Mary Powers nee Downey, 93, long-time activist and LGBT ally, died June 25 at Evanston Hospital following a short illness.
Powers was born Sept. 10, 1922 and spent her early years in East Lansing and Flint, Michigan. She attended Marygrove Collegea private, Catholic, women's collegebut graduated from the University of Wisconsin-Madison with a degree in sociology.
She worked at the American Red Cross briefly before taking an employee counselor position at Western Electric where she worked from 1946-1950. It was while working at Western Electric that Powers became aware of gay and lesbian peopleher fellow employeesand the difficulties they faced.
She said in a 2012 interview with Windy City Times: ""In that counseling role, I was fortunate enough to build enough confidence in the people I was working with that they confided in me their personal problems. At that point, people were losing their jobs [because of their sexual orientation]. This was such a moving and compelling situation, I began to feel involved in the issues of this community right then."

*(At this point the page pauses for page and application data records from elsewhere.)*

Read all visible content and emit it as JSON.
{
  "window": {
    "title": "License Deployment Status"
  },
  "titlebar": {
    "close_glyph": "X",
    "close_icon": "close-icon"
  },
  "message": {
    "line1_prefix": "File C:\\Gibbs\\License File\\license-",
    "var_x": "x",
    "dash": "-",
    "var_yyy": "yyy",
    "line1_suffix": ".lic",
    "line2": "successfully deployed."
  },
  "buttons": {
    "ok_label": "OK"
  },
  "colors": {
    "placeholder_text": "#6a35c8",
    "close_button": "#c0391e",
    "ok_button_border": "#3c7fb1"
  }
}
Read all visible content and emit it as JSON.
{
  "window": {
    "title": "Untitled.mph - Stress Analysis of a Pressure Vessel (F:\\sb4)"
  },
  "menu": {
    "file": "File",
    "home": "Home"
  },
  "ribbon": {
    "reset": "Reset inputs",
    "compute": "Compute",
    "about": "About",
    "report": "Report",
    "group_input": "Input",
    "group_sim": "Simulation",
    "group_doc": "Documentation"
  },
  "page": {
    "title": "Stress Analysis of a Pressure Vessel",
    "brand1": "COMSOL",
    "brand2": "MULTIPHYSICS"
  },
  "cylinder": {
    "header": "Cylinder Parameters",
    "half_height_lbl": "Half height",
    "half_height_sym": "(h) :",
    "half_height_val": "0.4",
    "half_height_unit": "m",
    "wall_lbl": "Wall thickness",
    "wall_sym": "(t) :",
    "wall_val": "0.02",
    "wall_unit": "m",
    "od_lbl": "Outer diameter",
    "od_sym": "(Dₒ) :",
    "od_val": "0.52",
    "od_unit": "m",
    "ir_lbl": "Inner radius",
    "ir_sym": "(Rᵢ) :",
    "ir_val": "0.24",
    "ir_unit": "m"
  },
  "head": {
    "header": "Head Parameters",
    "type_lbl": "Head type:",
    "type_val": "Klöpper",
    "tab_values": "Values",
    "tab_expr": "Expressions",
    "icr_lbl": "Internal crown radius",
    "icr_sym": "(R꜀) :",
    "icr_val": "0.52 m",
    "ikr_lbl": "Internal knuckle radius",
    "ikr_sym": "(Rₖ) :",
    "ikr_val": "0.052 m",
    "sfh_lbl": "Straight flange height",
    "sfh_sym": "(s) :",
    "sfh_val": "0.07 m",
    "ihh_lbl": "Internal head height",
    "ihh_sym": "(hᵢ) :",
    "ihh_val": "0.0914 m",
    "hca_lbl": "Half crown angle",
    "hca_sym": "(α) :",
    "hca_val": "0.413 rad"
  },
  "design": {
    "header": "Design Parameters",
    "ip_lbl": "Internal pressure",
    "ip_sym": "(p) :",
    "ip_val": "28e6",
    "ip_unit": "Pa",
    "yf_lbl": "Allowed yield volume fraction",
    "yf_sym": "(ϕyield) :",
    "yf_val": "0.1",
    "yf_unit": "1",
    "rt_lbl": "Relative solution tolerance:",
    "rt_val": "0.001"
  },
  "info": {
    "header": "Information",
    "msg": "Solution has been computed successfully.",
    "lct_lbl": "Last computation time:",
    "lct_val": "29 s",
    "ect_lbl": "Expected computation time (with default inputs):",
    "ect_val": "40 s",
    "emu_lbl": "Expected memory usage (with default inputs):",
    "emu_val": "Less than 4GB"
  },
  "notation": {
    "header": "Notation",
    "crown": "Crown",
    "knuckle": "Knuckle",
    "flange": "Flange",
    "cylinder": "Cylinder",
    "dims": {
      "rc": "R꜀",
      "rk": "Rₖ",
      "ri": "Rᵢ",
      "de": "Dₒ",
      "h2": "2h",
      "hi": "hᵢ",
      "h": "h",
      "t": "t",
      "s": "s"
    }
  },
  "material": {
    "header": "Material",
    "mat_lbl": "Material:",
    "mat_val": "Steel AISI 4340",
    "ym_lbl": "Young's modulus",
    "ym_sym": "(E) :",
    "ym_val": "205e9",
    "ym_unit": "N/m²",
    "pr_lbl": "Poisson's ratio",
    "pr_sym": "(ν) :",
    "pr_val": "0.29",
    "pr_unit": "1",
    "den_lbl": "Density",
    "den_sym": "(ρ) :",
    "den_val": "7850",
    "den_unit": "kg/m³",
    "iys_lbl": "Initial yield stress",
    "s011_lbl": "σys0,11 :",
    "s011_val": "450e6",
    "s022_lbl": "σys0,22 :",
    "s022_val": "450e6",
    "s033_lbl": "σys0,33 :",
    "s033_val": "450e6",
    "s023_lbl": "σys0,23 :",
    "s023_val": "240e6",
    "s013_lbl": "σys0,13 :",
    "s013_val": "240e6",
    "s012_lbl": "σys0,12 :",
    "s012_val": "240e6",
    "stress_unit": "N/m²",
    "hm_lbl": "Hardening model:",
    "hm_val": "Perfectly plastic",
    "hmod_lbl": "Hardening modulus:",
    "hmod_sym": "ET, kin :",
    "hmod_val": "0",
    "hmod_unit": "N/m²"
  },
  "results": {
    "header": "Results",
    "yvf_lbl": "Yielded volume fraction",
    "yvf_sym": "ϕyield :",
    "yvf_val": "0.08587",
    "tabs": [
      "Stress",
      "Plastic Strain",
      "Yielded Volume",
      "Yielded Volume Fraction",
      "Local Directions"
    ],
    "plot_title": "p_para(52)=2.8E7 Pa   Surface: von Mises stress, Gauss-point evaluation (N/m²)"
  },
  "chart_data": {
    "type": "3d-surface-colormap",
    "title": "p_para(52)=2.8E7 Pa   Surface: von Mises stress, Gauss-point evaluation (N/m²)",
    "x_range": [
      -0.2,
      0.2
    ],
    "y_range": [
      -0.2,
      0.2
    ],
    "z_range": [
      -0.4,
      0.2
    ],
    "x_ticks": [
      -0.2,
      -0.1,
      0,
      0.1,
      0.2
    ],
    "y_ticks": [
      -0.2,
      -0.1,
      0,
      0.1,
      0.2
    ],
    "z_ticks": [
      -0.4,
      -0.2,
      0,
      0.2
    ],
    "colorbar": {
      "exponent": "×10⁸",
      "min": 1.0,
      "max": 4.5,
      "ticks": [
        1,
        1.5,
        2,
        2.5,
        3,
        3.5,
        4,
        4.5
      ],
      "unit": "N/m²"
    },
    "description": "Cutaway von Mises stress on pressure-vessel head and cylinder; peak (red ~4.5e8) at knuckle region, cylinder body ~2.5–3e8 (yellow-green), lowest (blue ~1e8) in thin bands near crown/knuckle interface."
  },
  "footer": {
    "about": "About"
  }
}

Powers married her husband William ( who preceded her in death ) shortly after World War II and they lived in Winnetka, Illinois for many years.
She is survived by her daughters Joanne Powers and Elisabeth Marcum, sons William and Stephen, seven grandchildren and one great-grandchild.
Along with many activists, 1969 was a transformative year for Powers. Shortly after the 1969 raid on the Black Panthers' apartment on Chicago's West Side, Powers and a few of her neighbors from Winnetka walked through the raided Panther apartment after the raid and were appalled at the destruction.
"We were all so shocked that we decided to get involved and do something," said Powers in 2012.
Powers saw a flier from the Alliance to End Repression, a coalition of social-activist task forces, advertising an open meeting at DePaul University to galvanize citizens against the structures that lead to their own repression. Powers chose to join a board directly involved in monitoring and fighting what activists felt were overreaches of power in the criminal justice system. Shortly after the meeting, the group became a part of Citizens Alert in an attempt to tackle perceived abuses of power in the CPD.
As vice president of the Alliance to End Repression, she supported the formation of what would later be called the Illinois Gay and Lesbian Task Force. Powers involvement included serving on CA's board for a number of years, and was active with the group until it folded last year.
One of the things she was best known for was her efforts to bring Chicago Police Cmdr. Jon Burge to justice beginning in 1991. Burge was accused of getting confessions out of suspects via torture methods in Chicago Reader articles. Powers attended Burge's federal trial some 20 years later where he was convicted of perjury and obstruction of justice.
Powers was inducted into the Chicago LGBT Hall of Fame in 1992 as a friend of the community for her work in advocating for LGBT civil rights as well as addressing police abuse and harassment. In 2012, she received the Elizabeth I. Benson Award from Wellington Avenue United Church of Christ for her years of service and dedication to police accountability.
"For many years when it was really necessary to demonstrate on the street about gay and lesbian issues, the police were always there with heavy surveillance, so the Observer Program would appear at many of those occasions when asked to do so by the community, wearing our Citizens Alert volunteer armbands and recording every bit of interaction between demonstrators, the police and the public," Powers said in 2012.
She was also an active member of the Catholic Church where she served as a board member of Chicago Catholic Women ( CCW ) from 1977-1985.
"Mary was an unwavering advocate for women and the LGBT community both within the Catholic church and in society," said LGBT activist Rick Garcia. "Since the late 1960s, long before it was fashionable, she advocated for formal training of police officers on LGBT issues. She also documented police brutality and fought against the abuses of the police toward minority communities; timely positions to take even today. Mary played a significant role in the successes of Chicago's LGBT community. We owe her an enormous debt of gratitude."
"She was a wonderful woman and real fighter for what she believed in," said long-time friend Mary Jane Vogt.
"In 1975, I asked Mary to give testimony on the topic of women in prison for CCW's participation in the Bicentennial Conference of the National Conference of Catholic Bishops," said CCW founder and Executive Director Donna Quinn. "While serving on CCW's board, Mary was one of the organizers protesting for the inclusion of female altar servers which eventually led to universal acceptance of this practice. Mary was a well-loved member of CCW. She continually taught others about our work fighting against gender discrimination both in the church and society at large and will always be remembered."
Per Powers' request, her funeral service ( provided by Donnellan Family Funeral Services in Skokie, Illinois ) will be private.
See the 2012 interview with Powers here: www.windycitymediagroup.com/lgbt/Citizens-Alerts-Mary-Powers-on-advocacy-and-the-power-of-individuals/39470.html .